Your task — Return every line from the records below with the string "代理人名称".

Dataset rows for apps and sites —
______________________________
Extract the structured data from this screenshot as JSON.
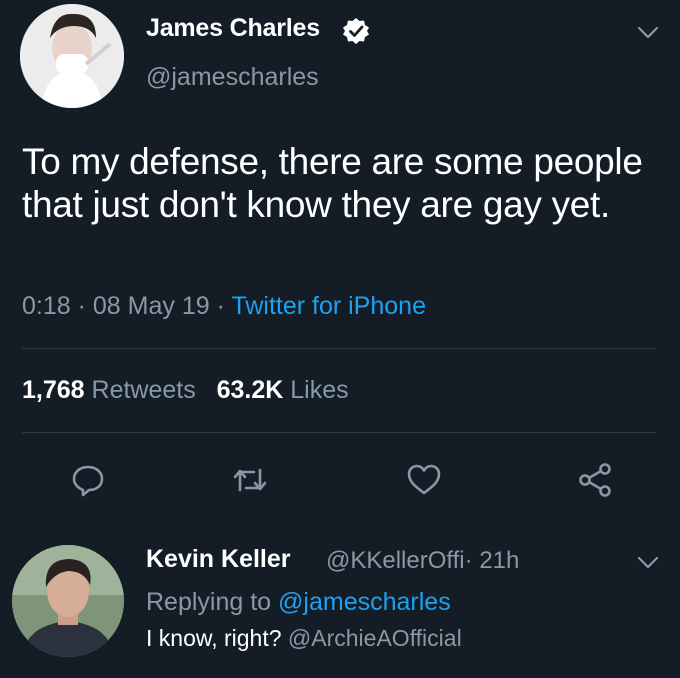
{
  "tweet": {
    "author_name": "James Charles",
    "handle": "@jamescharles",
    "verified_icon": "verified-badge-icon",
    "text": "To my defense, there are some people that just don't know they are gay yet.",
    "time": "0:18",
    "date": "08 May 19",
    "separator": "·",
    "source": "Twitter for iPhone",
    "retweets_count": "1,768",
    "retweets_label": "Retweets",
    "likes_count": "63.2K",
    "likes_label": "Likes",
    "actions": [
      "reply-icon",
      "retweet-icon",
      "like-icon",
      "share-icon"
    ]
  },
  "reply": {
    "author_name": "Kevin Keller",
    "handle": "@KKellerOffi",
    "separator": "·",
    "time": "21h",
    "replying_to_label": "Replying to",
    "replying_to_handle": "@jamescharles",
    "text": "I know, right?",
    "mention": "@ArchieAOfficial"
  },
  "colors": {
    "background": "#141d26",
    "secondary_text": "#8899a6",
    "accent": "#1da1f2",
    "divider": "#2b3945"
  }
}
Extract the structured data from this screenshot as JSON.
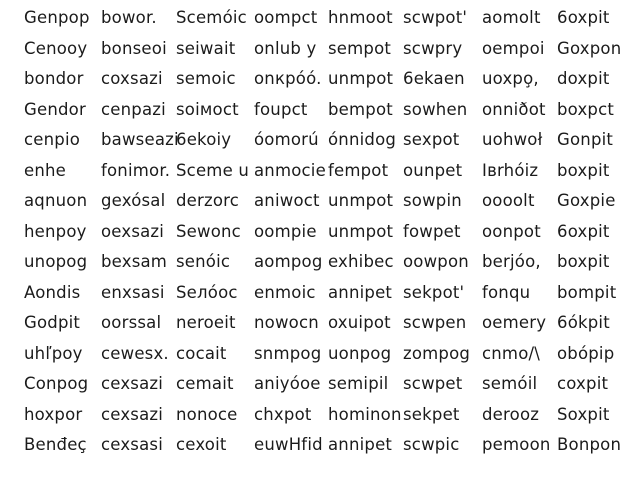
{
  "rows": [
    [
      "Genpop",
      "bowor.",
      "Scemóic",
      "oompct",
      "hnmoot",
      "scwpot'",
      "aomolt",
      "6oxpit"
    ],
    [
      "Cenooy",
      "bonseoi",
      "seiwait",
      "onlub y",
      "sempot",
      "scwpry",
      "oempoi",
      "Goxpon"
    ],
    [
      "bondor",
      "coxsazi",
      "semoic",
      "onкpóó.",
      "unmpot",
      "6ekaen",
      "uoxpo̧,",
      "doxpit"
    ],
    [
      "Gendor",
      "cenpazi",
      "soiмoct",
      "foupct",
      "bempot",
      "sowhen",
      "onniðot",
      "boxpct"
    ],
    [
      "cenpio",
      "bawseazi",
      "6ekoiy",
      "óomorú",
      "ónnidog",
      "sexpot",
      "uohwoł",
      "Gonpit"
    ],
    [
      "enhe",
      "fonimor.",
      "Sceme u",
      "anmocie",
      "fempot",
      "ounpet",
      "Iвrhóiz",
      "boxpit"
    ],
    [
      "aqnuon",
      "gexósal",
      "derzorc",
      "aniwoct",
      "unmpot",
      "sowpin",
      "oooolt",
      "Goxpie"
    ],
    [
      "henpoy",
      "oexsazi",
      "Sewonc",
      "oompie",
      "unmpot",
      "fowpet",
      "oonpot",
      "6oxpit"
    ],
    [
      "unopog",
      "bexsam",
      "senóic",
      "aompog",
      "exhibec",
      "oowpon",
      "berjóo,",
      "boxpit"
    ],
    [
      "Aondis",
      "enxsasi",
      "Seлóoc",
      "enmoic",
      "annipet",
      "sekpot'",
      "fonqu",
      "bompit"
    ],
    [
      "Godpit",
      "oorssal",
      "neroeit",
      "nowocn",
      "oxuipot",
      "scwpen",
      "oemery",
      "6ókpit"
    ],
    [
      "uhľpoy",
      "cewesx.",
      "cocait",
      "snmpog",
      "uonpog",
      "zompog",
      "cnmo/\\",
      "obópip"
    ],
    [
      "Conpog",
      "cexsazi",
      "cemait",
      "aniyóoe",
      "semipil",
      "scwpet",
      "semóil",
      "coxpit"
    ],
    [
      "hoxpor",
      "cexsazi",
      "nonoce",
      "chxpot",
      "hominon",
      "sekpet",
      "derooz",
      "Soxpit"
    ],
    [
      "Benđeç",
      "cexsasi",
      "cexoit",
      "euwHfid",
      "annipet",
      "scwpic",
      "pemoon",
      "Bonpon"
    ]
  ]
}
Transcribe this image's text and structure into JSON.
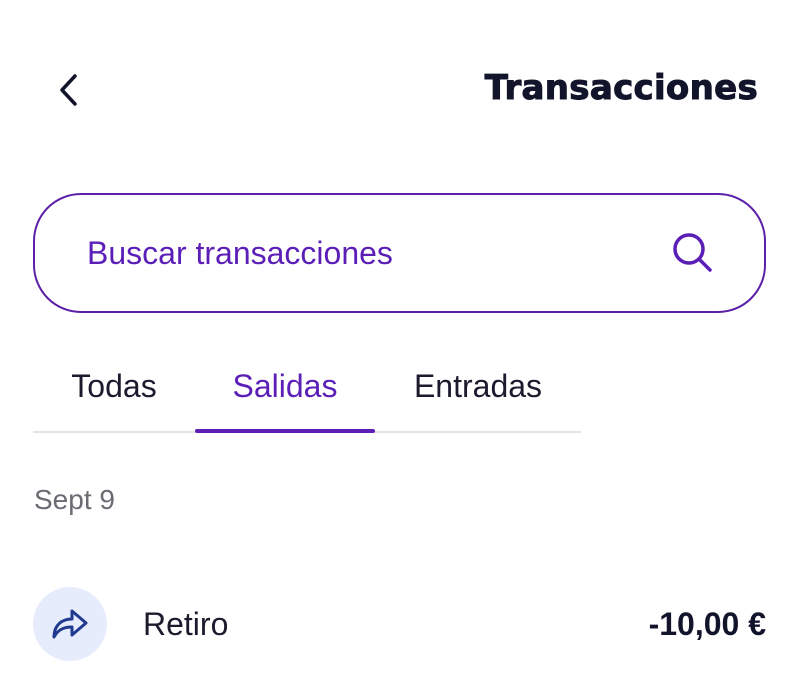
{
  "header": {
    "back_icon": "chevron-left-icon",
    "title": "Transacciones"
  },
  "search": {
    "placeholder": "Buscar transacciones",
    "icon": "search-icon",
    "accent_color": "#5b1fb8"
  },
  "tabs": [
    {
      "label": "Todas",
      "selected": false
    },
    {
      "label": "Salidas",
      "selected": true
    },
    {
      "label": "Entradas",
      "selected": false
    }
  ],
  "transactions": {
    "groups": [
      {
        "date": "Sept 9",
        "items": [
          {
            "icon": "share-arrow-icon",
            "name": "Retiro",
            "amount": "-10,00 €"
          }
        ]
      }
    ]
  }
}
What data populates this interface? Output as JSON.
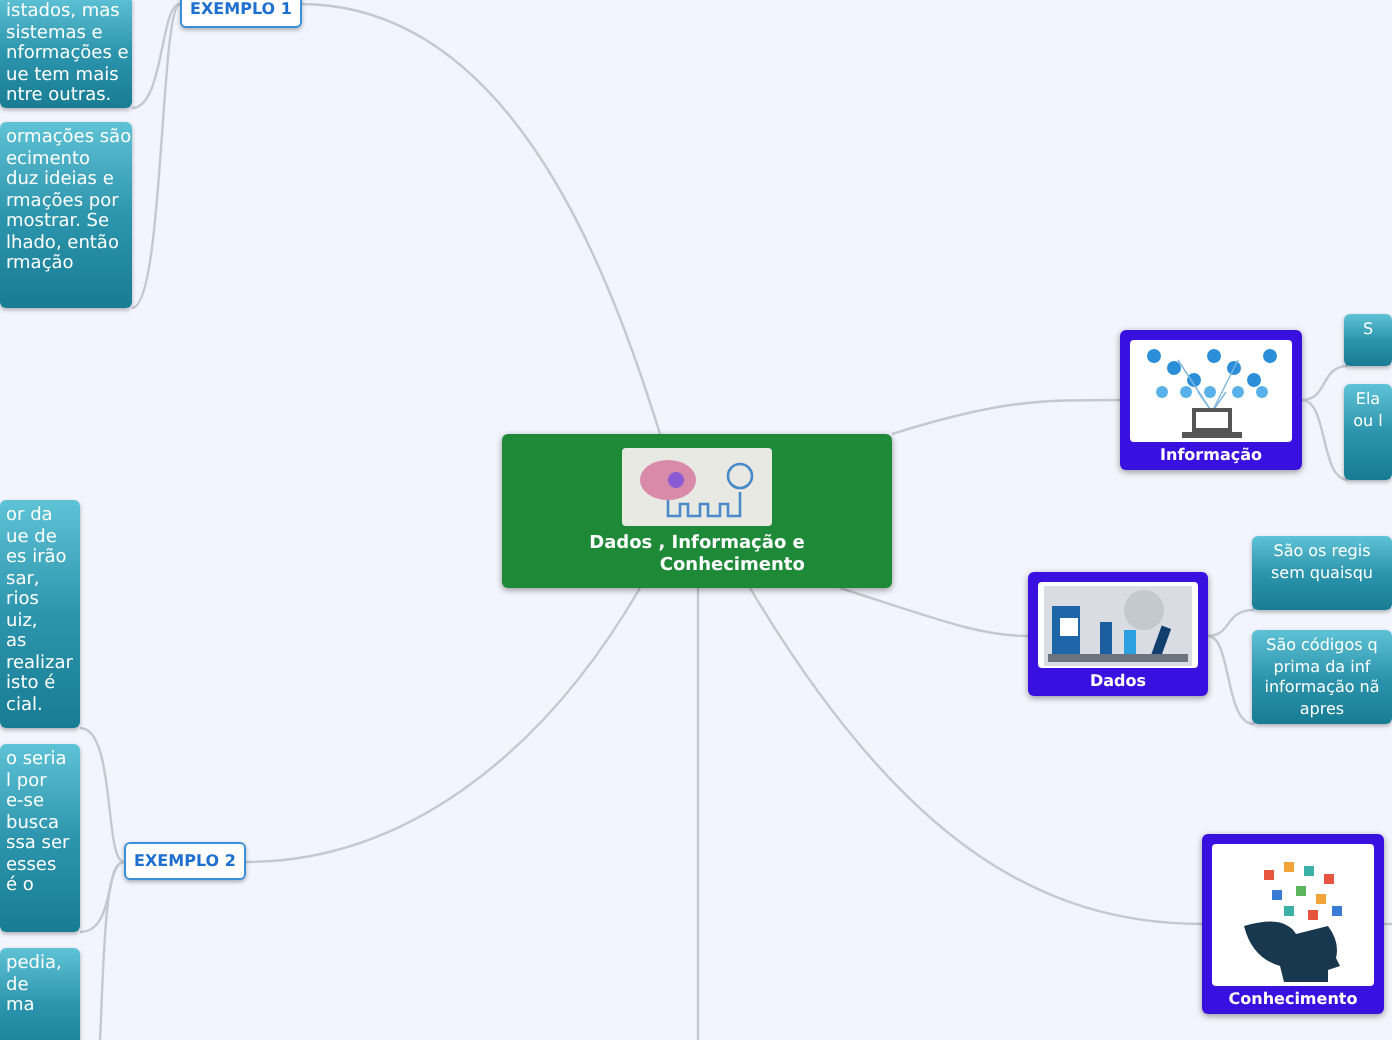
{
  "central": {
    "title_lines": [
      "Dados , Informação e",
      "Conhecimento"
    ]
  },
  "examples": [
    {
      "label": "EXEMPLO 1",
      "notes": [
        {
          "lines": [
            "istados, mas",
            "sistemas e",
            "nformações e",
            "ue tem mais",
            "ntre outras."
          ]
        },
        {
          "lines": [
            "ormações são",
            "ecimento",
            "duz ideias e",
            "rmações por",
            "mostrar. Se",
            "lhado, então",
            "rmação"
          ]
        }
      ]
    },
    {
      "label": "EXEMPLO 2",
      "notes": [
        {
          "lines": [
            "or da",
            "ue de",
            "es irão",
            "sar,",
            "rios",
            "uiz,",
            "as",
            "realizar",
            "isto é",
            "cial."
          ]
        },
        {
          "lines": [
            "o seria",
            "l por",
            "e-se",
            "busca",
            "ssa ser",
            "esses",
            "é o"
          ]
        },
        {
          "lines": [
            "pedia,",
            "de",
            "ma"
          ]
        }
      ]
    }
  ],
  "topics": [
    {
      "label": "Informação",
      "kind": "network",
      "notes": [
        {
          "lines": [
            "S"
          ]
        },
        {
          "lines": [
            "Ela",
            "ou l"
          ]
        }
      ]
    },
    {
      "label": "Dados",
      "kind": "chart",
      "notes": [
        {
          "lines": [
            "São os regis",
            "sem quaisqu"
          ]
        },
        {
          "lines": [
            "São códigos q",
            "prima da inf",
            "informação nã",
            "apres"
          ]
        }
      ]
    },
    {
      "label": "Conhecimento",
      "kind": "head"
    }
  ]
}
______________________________
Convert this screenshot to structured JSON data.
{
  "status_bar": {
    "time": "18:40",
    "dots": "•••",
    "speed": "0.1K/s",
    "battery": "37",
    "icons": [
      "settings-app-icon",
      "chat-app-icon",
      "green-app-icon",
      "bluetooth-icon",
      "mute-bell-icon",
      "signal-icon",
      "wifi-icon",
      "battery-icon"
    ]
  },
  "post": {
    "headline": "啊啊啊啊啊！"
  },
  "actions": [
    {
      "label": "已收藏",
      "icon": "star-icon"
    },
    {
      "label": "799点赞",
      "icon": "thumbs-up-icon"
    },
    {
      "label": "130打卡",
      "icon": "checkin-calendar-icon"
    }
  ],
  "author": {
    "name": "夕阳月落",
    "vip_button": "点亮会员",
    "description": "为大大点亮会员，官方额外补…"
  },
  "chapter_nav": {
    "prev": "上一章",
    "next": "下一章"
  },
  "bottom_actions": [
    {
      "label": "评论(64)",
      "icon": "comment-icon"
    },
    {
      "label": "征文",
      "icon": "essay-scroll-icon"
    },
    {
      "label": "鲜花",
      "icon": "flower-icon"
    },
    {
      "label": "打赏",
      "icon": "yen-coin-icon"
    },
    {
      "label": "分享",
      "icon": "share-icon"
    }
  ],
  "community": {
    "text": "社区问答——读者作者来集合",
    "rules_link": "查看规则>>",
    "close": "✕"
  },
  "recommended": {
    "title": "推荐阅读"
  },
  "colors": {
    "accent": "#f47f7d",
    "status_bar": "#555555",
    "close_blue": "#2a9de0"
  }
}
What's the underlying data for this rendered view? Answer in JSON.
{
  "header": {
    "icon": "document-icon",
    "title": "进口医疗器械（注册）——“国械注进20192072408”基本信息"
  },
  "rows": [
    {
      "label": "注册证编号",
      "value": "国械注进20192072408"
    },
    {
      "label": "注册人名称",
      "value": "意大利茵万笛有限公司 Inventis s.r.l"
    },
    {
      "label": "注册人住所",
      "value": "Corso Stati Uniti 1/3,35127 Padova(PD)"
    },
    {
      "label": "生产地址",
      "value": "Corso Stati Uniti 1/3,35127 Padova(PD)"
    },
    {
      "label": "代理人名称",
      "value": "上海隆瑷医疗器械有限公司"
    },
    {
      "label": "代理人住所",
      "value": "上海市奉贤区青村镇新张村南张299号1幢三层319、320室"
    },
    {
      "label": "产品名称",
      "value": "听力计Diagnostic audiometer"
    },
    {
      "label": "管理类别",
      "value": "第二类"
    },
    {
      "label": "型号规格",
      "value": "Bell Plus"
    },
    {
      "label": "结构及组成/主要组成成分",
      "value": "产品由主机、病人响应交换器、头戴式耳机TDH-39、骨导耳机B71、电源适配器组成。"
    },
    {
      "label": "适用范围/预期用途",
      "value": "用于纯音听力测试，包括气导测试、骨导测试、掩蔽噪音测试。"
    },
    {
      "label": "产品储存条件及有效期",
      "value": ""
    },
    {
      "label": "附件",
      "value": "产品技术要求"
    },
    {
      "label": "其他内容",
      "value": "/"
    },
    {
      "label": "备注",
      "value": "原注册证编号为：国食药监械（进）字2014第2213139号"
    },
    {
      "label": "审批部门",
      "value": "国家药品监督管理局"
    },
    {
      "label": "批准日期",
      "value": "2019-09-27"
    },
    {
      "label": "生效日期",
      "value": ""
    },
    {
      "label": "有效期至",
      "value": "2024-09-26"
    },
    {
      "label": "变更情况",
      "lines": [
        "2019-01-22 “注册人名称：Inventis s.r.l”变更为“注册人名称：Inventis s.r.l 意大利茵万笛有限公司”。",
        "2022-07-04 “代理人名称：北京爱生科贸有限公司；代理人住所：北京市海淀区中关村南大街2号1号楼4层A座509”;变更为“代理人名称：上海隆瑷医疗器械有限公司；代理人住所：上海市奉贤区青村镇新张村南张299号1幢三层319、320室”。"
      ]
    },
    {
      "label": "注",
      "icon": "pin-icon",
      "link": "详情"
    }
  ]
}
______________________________
Written answer —
      "label": "代理人名称",
        "2022-07-04 “代理人名称：北京爱生科贸有限公司；代理人住所：北京市海淀区中关村南大街2号1号楼4层A座509”;变更为“代理人名称：上海隆瑷医疗器械有限公司；代理人住所：上海市奉贤区青村镇新张村南张299号1幢三层319、320室”。"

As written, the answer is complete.